THERE are parts of Gippsland that look set for a decent season but also plenty of locations where farmers are teetering on the edge of disaster.
And what Warren Davies, the so-called ‘Unbreakable Farmer’ wants you to know, is you’re not on your own.
And in a keynote speech at the South Gippsland Dairy Expo last week he told his story of resilience, that he freely admits, he may not have been telling, so low did he go after drought, flood and family troubles almost made it impossible for him to go on.
“I came here to tell my story in the hope that it might spark a conversation about mental health and the challenges faced by farmers, all farmers,” said Warren.
“I must stress straight up that I’m not a social worker, I’m not a doctor or a psychologist; I’m just here to tell my story.”
And he took the crowd of people in the
Korumburra Showgrounds Complex, at the
Reids-Fonterra breakfast on a journey from dairy farmer in central Victoria to property manager, to real estate agent, on-farm consultant and finally inspirational speaker, through to where his life is today.
“I want to talk about resilience, persistence and determination. The name Unbreakable Farmer, and I’ve registered it came about when someone introduced me as that when I was giving one of these speeches for the first time but the reality is I’m not the unbreakable farmer,” he said, going on to say just how broken he was by a series of misfortunes.
He also noted that his struggles with mental health went right back to his school days when as a family they moved from the city to the country and he was bullied after being asked in class about something he hadn’t been taught at the other schools.

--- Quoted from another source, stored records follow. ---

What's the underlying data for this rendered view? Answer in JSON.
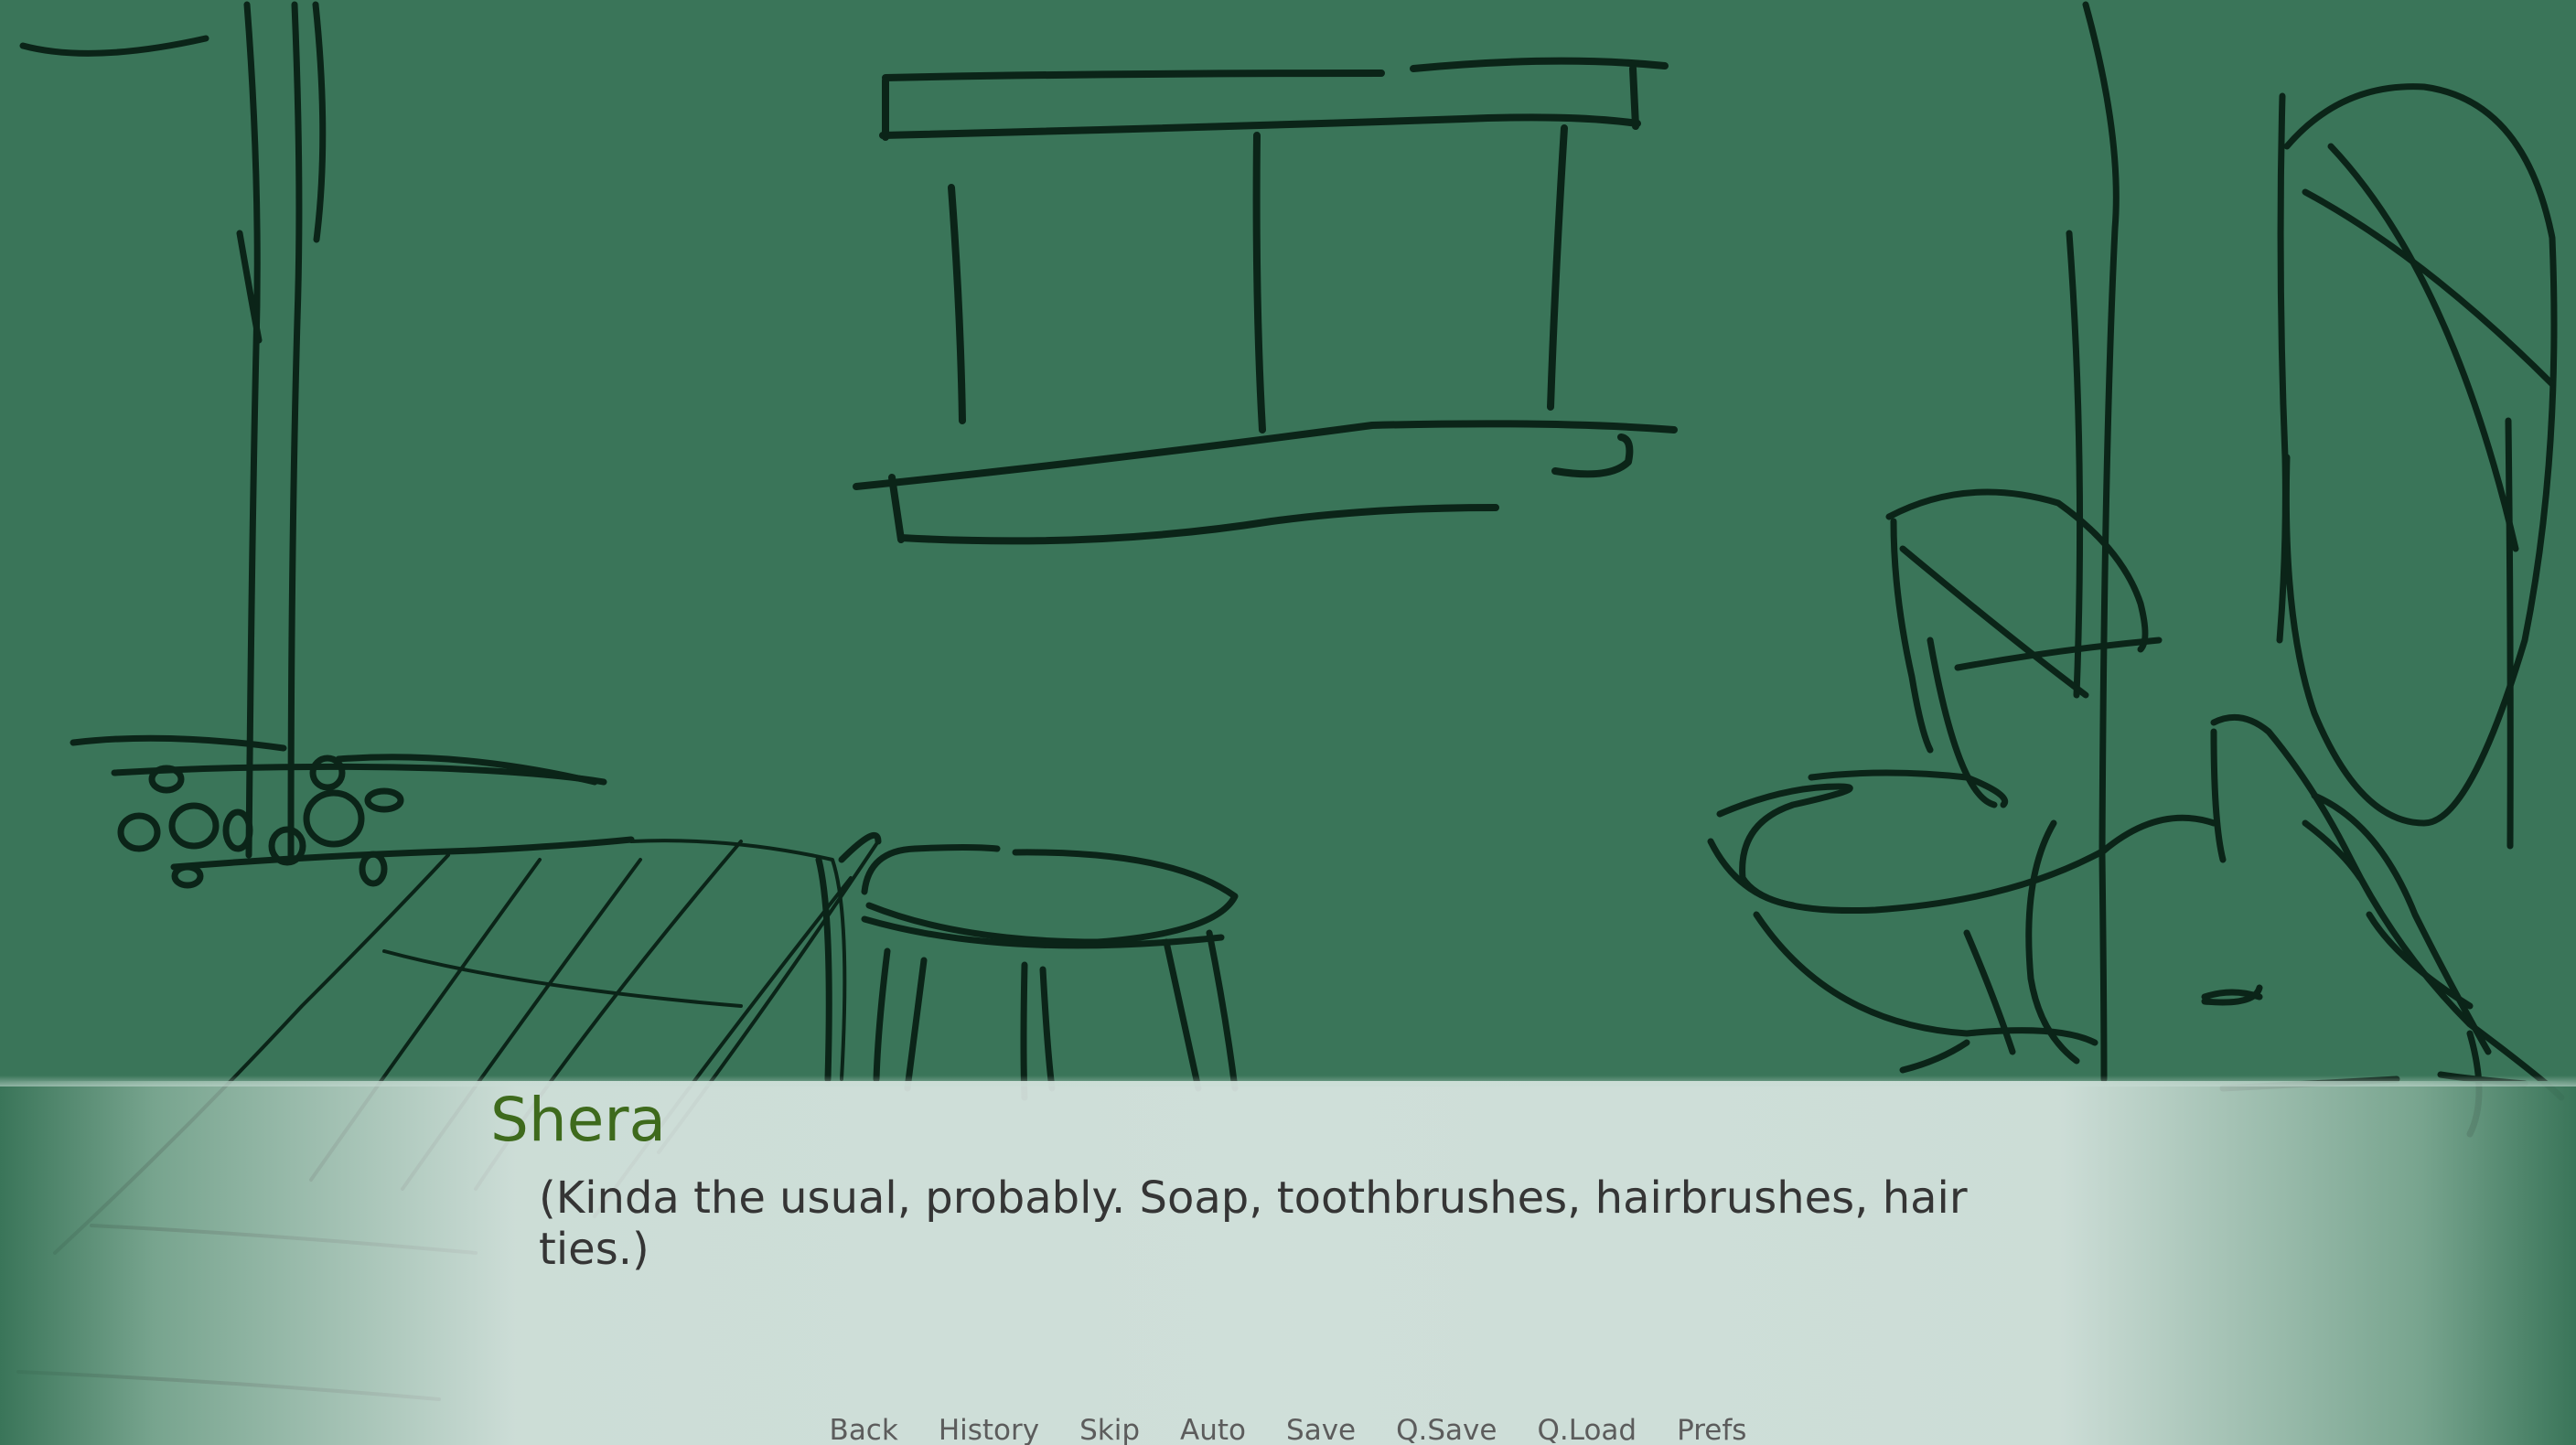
{
  "scene": {
    "background_color": "#3a7559",
    "line_color": "#0b2418"
  },
  "dialogue": {
    "speaker": "Shera",
    "speaker_color": "#3e6a1c",
    "text": "(Kinda the usual, probably. Soap, toothbrushes, hairbrushes, hair ties.)"
  },
  "quick_menu": {
    "back": "Back",
    "history": "History",
    "skip": "Skip",
    "auto": "Auto",
    "save": "Save",
    "qsave": "Q.Save",
    "qload": "Q.Load",
    "prefs": "Prefs"
  }
}
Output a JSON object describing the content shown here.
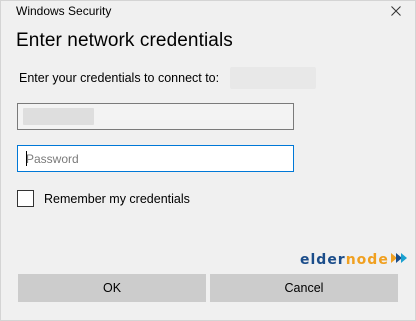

It ultimately resulted in him dropping out of school at a young age. Sport was his savior at that stage, playing a good standard of football, making friends and being picked in regional teams.
But, after going into business with his parents and partner, if didn’t take into account that mother nature was his other partner, being hit by floods which ran knee deep through the house in October, killing lush pastures just as the cows were hitting peak production… oh yes and his new wife was nine months pregnant at the time.
A major family break-up followed next and then drought not long after the young couple purchased the family farm. They went broke, he belted his best mate in a footy match, costing him his friendship group, and he spiraled down in an unhealthy mixture of anger, shame and guilt until his physical health also started to deteriorate.
He learned some important lesssons about communication, staying connected with your community (collective wisdom, support and keeping you accountable) and seeking some professional help and taking it seriously.
“What is resilience? Being able to bounce back from adversity, like a bungy cord but you’ve got to look after the cord.”
He also said that to help stop rural suicide, he felt he needed to be prepared to tell his story, in an effort to break the cycle.
He listed many places to get help including Virtual Psychologist.
If you are feeling stressed or depressed, call Lifeline on 13 11 14 and they can put you in touch with appropriate services.
No more ‘unbreakable’ than you are, he said